The motif continues with stories of Samson’s mother, Samuel’s mother, and Obed’s mother (Ruth, who had been married for 10 years without offspring). In each case, the son born to the formerly-barren woman had great significance.

Samson became a judge who helped the Israelites overcome Philistine oppressors. Samuel was the last of the judges and the man who anointed King David. Obed was the grandfather of David.

The motif continues into the New Testament. John the Baptist, the last prophet before Jesus, was born to Elizabeth, a barren woman. Each barren woman conceived through a miraculous touch of God.

Consider the birth of Jesus, born to a virgin who conceived through a miraculous touch of God.

In the Bible, the son born in a miraculous way will become a man of significance. Biblical texts use a motif – in this case, the barren woman – to highlight the theme.

The Bible: dialogue matters

When we read biblical narratives, we need to pay close attention to the dialogue. That’s where the action is, so to speak.

Esau Selling His Birthright (painting circa 16...

Esau Selling His Birthright (painting circa 1627 by Hendrick ter Brugghen) (Photo credit: Wikipedia)

Dialogue carries most of the punch of the story. Biblical narratives are tightly written with no extra words. Every sentence does heavy lifting in terms of the message.

Let’s take a look at some dialogue between two brothers. Here’s the piece we’ll examine:

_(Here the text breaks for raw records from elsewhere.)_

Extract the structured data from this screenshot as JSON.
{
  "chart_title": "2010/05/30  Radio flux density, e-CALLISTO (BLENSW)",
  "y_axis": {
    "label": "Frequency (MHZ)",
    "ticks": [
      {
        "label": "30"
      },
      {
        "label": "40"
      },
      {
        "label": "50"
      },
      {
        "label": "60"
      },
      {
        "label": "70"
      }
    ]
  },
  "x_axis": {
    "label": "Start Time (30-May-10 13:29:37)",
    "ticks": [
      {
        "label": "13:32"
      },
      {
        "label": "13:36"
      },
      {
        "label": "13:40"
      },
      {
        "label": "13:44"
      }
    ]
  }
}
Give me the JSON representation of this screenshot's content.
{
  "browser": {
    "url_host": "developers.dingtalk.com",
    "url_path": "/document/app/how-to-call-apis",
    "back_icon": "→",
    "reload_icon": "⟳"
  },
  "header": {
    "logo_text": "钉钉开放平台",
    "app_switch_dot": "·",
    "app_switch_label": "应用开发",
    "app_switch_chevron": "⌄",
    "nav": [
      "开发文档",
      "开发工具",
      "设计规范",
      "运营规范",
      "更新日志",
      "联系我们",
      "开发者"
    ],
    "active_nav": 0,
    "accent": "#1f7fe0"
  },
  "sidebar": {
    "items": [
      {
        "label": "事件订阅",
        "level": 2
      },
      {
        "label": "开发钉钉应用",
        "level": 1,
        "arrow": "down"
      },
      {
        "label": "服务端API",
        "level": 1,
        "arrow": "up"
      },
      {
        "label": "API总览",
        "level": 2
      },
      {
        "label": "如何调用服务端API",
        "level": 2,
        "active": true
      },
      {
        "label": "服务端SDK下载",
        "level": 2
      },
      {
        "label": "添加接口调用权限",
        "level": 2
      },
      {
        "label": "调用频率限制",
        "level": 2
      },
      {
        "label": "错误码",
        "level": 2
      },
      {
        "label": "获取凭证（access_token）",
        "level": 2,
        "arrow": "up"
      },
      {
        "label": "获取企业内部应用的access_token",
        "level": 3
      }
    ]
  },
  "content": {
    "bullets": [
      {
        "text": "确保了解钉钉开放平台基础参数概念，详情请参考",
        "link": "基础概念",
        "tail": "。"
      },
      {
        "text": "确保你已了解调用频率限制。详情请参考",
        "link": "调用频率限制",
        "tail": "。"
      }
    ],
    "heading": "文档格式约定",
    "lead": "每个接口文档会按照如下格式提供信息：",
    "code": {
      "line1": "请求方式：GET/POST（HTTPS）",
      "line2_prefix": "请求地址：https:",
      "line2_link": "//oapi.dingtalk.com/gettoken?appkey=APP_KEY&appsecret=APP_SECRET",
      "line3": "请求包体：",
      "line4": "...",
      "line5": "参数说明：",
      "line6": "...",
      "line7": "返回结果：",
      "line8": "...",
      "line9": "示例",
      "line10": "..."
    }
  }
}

Once, when Jacob was cooking some stew, Esau came in from the open country, famished. He said to Jacob, “Quick, let me have some of that red stew! I’m famished!”

Jacob replied, “First sell me your birthright.”

“Look, I am about to die,” Esau said. “What good is the birthright to me?”

But Jacob said, “Swear to me first.” So he swore an oath to him, selling his birthright to Jacob.

Then Jacob gave Esau some bread and some lentil stew. He ate and drank, and then got up and left.

Gen 25:29-34 (NIV)

We almost have what writers call a “talking heads” situation with a little action and a lot of talking.

Because characters are developed through the dialogue, what does the dialogue tell us about Jacob and Esau?

Esau is dramatic and driven by his stomach. He overstates his situation. Is he really about to die?

He also doesn’t value his birthright compared to the immediate need: hunger. So he’s not a guy who looks ahead. Right now is what matters for Esau and his own desires trump anything noble.

Jacob, on the other hand, is a guy who sits at home while his brother is out in the field. Was Esau hunting? Working in the field? We’re not told but he was not sitting at the fire cooking stew.

Jacob’s greed keeps him from ladling up the stew for his hard-working brother? Instead, he proposes an unequal exchange: food for birthright.

Jacob’s conscience doesn’t weigh in, even when Esau agrees to the lopsided deal. In fact, Jacob wants the deal locked in with an oath. Jacob is not a man to be trusted.

In a short exchange between brothers, we get a vivid picture of the character of each man. As Genesis unfolds, we see the consequences of Jacob’s greed and craftiness. He becomes a deceiver, a man of lies and crooked deals. And his first deal comes when he swindles his brother.

Jacob’s transformation from deceiver to father of God’s nation is made more amazing in light of this early exchange between Jacob and Esau.

Biblical dialogue carries forward rich meaning and it’s important to read it carefully.